* WHAT THIS TASK INVOLVES *
Any picture in the data below should be skipped, while every line is repeated exactly.

* RECORDS FOR PROCESSING *

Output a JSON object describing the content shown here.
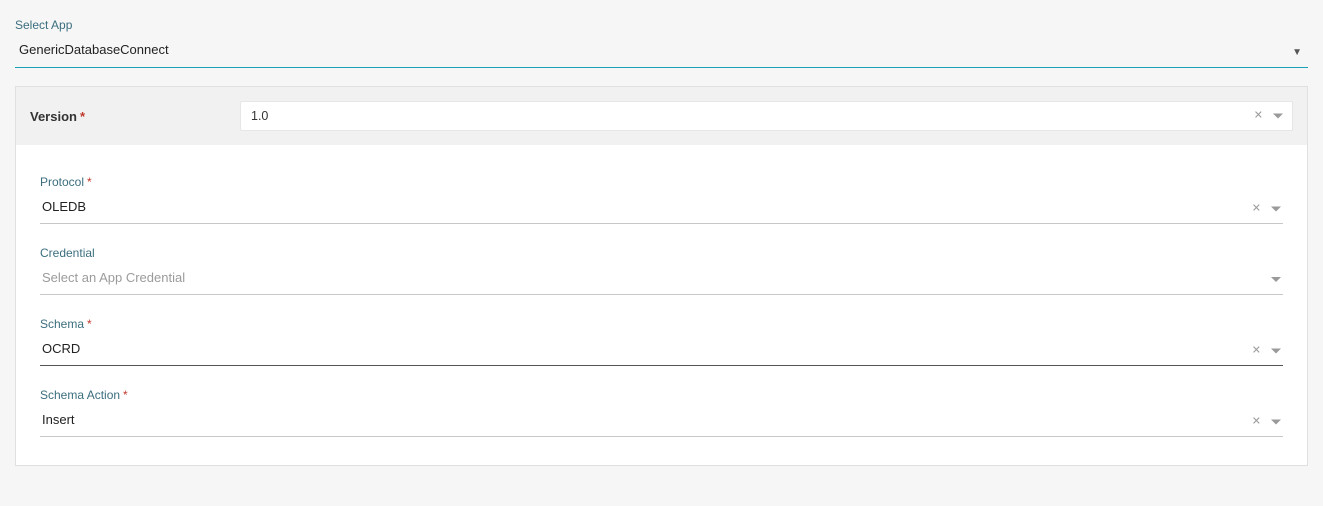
{
  "selectApp": {
    "label": "Select App",
    "value": "GenericDatabaseConnect"
  },
  "version": {
    "label": "Version",
    "value": "1.0"
  },
  "fields": {
    "protocol": {
      "label": "Protocol",
      "value": "OLEDB",
      "required": true,
      "clearable": true
    },
    "credential": {
      "label": "Credential",
      "placeholder": "Select an App Credential",
      "value": "",
      "required": false,
      "clearable": false
    },
    "schema": {
      "label": "Schema",
      "value": "OCRD",
      "required": true,
      "clearable": true
    },
    "schemaAction": {
      "label": "Schema Action",
      "value": "Insert",
      "required": true,
      "clearable": true
    }
  }
}
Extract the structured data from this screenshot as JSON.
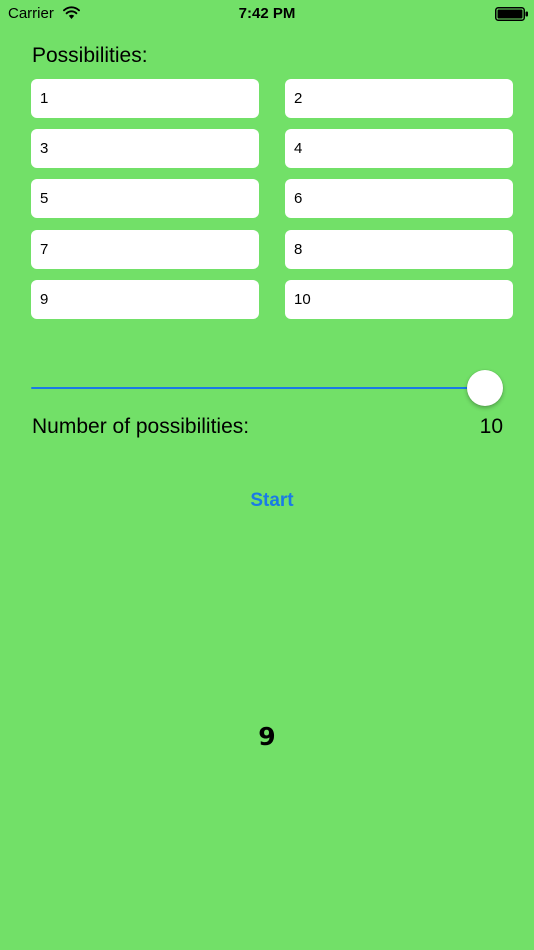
{
  "status_bar": {
    "carrier": "Carrier",
    "time": "7:42 PM",
    "icons": [
      "wifi-icon",
      "battery-icon"
    ]
  },
  "possibilities": {
    "label": "Possibilities:",
    "fields": [
      "1",
      "2",
      "3",
      "4",
      "5",
      "6",
      "7",
      "8",
      "9",
      "10"
    ]
  },
  "slider": {
    "value": 10,
    "min": 1,
    "max": 10,
    "fill_fraction": 1.0
  },
  "count": {
    "label": "Number of possibilities:",
    "value": "10"
  },
  "start_button": {
    "label": "Start"
  },
  "result": {
    "value": "9"
  },
  "colors": {
    "background": "#72e068",
    "accent": "#1a7ae6",
    "field_background": "#ffffff"
  }
}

* EXERCISE ANSWER *
Output a JSON object describing the content shown here.
{
  "selectApp": {
    "label": "Select App",
    "value": "GenericDatabaseConnect"
  },
  "version": {
    "label": "Version",
    "value": "1.0"
  },
  "fields": {
    "protocol": {
      "label": "Protocol",
      "value": "OLEDB",
      "required": true,
      "clearable": true
    },
    "credential": {
      "label": "Credential",
      "placeholder": "Select an App Credential",
      "value": "",
      "required": false,
      "clearable": false
    },
    "schema": {
      "label": "Schema",
      "value": "OCRD",
      "required": true,
      "clearable": true
    },
    "schemaAction": {
      "label": "Schema Action",
      "value": "Insert",
      "required": true,
      "clearable": true
    }
  }
}
Extract the structured data from this screenshot as JSON.
{
  "status_bar": {
    "carrier": "Carrier",
    "time": "7:42 PM",
    "icons": [
      "wifi-icon",
      "battery-icon"
    ]
  },
  "possibilities": {
    "label": "Possibilities:",
    "fields": [
      "1",
      "2",
      "3",
      "4",
      "5",
      "6",
      "7",
      "8",
      "9",
      "10"
    ]
  },
  "slider": {
    "value": 10,
    "min": 1,
    "max": 10,
    "fill_fraction": 1.0
  },
  "count": {
    "label": "Number of possibilities:",
    "value": "10"
  },
  "start_button": {
    "label": "Start"
  },
  "result": {
    "value": "9"
  },
  "colors": {
    "background": "#72e068",
    "accent": "#1a7ae6",
    "field_background": "#ffffff"
  }
}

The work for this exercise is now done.